:: DATA EXTRACT ::
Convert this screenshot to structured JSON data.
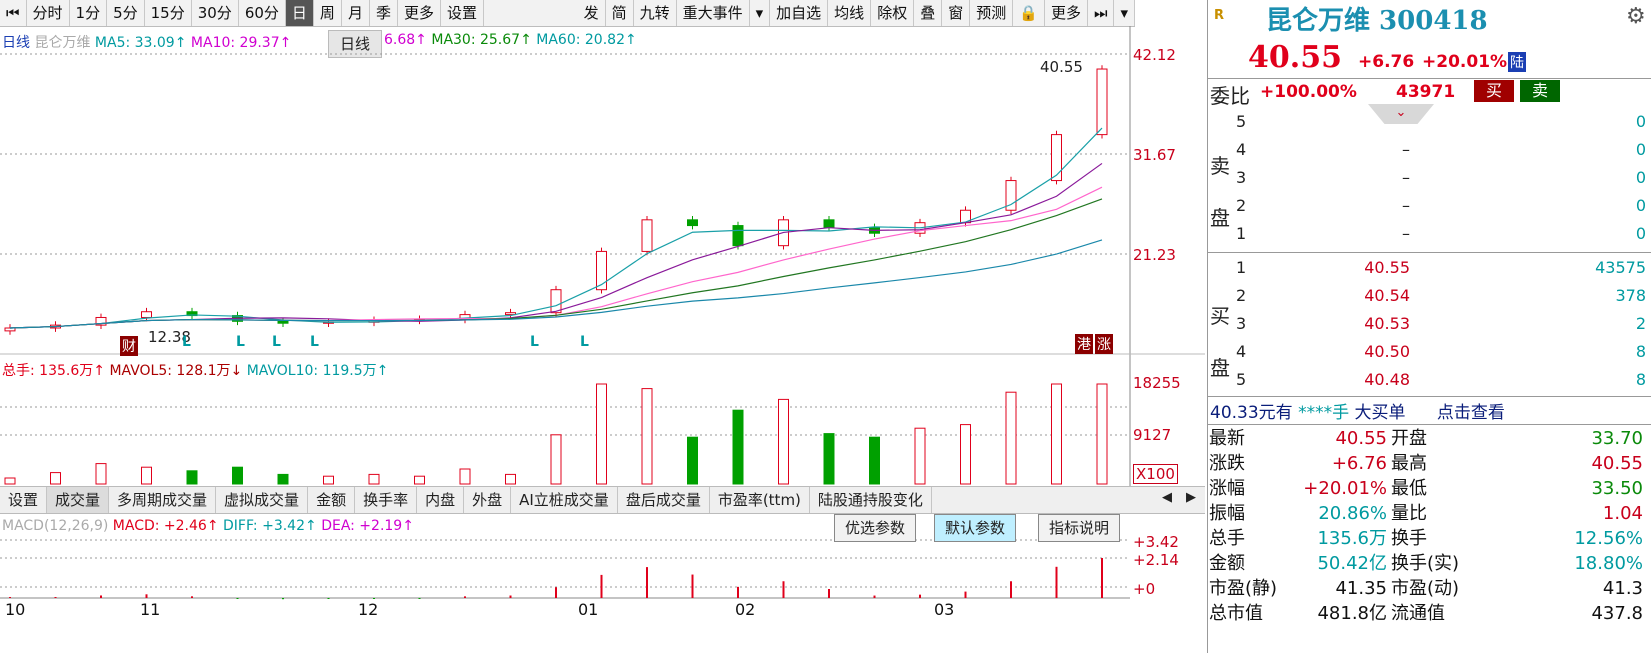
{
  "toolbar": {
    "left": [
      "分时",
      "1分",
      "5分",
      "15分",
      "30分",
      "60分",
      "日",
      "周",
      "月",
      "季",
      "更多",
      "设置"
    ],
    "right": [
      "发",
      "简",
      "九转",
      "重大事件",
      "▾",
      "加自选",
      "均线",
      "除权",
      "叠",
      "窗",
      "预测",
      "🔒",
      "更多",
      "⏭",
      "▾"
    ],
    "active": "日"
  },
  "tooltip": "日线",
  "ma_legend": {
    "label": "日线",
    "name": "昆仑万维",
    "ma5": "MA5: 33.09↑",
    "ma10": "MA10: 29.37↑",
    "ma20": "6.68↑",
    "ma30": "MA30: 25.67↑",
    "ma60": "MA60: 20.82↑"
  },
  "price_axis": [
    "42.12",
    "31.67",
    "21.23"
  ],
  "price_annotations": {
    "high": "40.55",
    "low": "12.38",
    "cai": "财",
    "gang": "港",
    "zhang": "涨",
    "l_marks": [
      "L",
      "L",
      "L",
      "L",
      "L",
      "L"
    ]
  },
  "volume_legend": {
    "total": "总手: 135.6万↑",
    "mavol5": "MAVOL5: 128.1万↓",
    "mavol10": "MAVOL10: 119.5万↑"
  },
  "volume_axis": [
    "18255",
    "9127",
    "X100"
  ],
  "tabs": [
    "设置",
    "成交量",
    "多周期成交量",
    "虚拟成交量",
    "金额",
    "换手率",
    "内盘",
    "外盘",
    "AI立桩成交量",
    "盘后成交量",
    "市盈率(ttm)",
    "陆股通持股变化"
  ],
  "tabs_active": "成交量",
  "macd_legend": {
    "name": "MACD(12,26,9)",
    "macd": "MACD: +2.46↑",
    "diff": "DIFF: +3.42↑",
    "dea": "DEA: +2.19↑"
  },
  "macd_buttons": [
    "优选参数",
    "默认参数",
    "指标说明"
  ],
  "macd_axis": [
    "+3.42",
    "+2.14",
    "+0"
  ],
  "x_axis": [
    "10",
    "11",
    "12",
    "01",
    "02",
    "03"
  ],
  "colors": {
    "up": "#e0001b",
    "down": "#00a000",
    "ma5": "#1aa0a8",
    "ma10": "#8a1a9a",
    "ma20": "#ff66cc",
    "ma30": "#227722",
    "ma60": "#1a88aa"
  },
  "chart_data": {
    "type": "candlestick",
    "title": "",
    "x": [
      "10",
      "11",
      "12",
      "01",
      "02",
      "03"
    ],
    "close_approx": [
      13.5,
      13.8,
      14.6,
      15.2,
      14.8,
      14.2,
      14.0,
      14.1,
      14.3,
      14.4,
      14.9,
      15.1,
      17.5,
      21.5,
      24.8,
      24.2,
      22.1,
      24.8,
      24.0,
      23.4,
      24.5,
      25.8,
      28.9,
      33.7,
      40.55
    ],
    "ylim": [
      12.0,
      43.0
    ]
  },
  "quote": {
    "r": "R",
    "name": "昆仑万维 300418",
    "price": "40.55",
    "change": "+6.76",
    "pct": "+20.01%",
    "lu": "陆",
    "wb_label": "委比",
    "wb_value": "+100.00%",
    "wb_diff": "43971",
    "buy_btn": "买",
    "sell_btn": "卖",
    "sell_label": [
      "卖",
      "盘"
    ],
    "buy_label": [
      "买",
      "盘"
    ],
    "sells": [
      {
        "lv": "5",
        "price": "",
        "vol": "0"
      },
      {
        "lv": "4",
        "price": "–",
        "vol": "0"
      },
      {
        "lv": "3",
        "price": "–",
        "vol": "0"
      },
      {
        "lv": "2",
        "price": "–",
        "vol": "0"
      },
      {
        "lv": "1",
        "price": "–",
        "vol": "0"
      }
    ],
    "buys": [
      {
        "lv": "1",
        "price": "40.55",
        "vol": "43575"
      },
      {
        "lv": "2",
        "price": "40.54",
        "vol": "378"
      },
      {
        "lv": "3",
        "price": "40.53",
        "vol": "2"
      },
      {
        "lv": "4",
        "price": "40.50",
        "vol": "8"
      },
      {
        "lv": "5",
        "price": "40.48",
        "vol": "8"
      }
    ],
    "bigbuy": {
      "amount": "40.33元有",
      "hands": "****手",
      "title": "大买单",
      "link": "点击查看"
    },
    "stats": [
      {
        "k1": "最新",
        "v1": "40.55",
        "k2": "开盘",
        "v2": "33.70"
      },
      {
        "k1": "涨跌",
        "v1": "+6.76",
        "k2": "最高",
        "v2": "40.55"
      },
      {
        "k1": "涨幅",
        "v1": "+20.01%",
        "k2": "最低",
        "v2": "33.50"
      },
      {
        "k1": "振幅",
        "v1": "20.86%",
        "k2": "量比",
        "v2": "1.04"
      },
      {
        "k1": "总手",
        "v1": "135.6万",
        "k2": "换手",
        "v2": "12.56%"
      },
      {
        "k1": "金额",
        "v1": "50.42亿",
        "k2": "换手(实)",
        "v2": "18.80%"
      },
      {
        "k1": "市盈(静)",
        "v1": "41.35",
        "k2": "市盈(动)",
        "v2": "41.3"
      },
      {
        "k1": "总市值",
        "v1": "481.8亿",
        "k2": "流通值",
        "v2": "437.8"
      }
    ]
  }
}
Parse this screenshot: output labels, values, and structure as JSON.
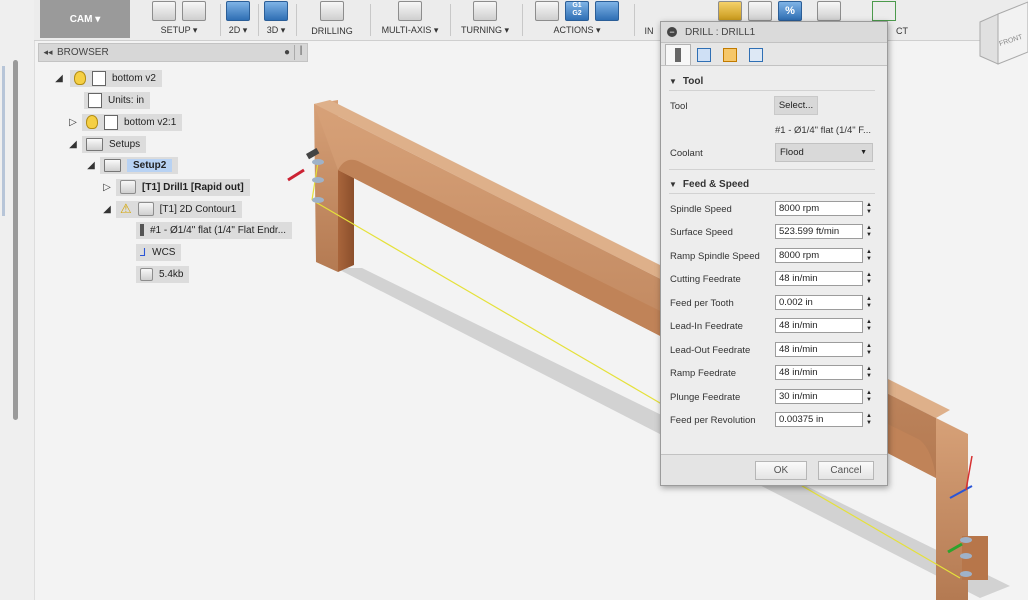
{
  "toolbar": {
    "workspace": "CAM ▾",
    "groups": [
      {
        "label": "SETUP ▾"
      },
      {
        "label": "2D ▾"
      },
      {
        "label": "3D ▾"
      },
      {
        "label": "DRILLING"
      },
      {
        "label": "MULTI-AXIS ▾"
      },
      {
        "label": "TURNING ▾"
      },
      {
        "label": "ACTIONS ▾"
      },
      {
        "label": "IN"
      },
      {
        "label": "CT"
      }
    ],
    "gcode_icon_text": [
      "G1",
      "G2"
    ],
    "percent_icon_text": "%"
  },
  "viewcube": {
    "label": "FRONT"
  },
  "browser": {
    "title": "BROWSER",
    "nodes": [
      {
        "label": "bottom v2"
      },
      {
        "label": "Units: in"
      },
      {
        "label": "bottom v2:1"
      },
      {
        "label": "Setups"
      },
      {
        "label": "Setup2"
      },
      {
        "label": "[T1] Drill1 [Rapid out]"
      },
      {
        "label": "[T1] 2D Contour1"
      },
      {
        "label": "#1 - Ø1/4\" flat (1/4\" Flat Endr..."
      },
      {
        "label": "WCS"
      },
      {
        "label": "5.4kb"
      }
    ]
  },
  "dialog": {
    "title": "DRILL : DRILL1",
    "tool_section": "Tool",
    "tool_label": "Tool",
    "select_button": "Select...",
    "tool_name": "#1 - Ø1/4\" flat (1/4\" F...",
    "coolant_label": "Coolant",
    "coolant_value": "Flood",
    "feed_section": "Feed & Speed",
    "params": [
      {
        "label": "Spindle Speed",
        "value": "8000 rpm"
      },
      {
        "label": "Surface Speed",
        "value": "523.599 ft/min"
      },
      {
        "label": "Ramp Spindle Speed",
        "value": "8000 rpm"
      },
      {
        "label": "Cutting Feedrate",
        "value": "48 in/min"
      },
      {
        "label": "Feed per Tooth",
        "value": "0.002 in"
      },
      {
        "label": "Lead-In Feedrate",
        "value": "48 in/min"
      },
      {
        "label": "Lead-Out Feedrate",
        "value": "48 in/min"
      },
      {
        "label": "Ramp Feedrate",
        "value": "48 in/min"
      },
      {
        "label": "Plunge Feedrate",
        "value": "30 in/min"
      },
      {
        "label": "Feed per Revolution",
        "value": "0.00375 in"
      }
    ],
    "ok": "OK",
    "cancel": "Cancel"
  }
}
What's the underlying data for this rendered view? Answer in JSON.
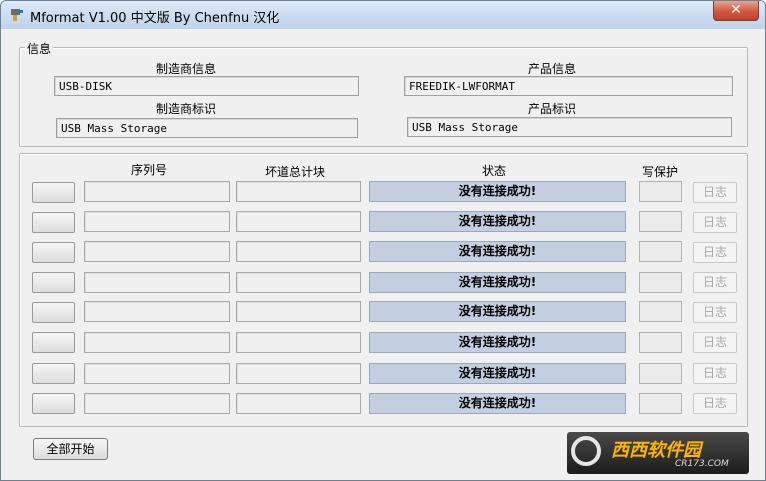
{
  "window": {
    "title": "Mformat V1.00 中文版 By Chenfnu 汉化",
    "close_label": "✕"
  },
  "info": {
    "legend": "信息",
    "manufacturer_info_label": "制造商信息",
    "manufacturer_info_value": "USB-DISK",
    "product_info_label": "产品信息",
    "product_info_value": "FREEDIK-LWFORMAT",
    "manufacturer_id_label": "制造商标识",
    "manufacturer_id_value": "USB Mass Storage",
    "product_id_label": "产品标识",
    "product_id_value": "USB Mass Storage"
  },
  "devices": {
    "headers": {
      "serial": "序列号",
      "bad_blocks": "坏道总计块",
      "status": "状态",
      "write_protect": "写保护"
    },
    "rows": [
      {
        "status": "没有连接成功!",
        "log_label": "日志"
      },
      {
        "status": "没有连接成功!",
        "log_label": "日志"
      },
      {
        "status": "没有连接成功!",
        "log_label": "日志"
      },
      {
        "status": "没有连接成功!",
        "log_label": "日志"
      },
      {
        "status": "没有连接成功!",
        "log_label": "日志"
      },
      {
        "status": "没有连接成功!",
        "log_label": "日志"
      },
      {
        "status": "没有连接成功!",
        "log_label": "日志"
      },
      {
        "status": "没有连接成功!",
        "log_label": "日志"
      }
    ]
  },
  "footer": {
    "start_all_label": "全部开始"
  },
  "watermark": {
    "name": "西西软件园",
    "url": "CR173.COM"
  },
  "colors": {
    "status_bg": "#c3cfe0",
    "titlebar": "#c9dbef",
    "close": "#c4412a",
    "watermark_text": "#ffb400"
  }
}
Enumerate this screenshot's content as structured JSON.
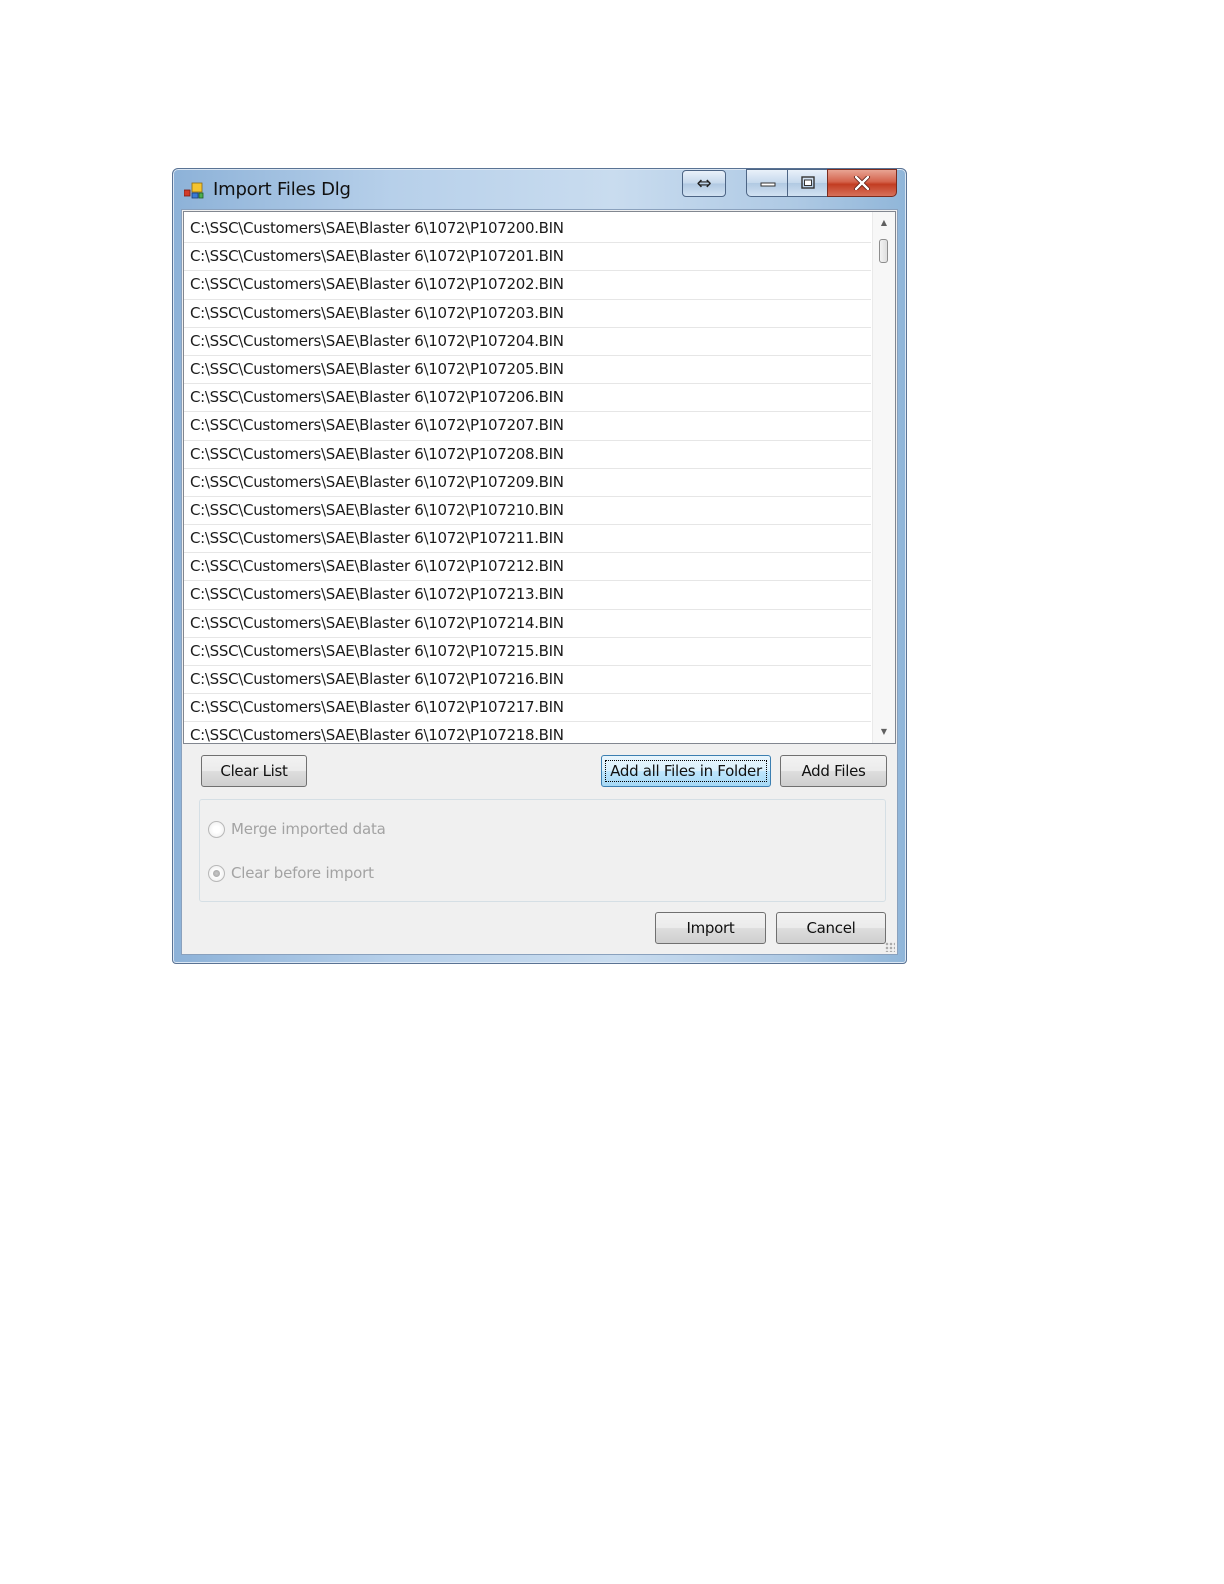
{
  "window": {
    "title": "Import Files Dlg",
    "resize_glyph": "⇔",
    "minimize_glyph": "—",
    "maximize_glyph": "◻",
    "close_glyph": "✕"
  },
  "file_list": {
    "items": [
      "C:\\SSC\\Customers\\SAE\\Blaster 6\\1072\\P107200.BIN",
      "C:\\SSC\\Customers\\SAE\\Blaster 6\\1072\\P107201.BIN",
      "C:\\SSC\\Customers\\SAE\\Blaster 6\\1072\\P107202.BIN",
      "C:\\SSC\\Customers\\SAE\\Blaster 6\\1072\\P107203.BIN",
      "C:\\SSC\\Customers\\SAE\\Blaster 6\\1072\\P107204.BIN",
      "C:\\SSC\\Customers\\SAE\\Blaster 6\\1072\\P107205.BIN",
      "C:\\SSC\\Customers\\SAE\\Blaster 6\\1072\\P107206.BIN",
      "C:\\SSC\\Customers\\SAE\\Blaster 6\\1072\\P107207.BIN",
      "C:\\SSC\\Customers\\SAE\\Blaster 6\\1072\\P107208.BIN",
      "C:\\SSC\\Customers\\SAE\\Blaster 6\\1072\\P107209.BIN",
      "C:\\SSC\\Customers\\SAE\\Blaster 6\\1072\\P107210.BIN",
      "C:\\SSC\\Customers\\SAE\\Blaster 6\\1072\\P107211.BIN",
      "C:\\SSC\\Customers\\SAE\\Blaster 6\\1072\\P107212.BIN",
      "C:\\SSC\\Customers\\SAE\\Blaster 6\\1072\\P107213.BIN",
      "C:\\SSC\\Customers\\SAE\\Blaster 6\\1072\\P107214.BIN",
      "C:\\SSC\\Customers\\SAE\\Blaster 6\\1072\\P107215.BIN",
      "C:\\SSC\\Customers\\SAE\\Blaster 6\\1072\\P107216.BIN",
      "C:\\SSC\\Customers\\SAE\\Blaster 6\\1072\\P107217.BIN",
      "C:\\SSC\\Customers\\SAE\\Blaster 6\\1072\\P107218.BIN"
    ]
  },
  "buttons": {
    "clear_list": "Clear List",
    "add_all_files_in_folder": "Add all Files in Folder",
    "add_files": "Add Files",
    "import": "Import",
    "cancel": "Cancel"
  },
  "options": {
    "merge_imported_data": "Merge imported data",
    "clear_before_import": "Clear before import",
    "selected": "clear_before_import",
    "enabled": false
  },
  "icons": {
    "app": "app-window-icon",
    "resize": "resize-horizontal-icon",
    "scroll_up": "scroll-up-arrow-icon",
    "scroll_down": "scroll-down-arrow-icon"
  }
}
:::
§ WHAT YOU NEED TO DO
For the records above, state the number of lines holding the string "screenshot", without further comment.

§ OUTPUT FOR THIS EXERCISE
3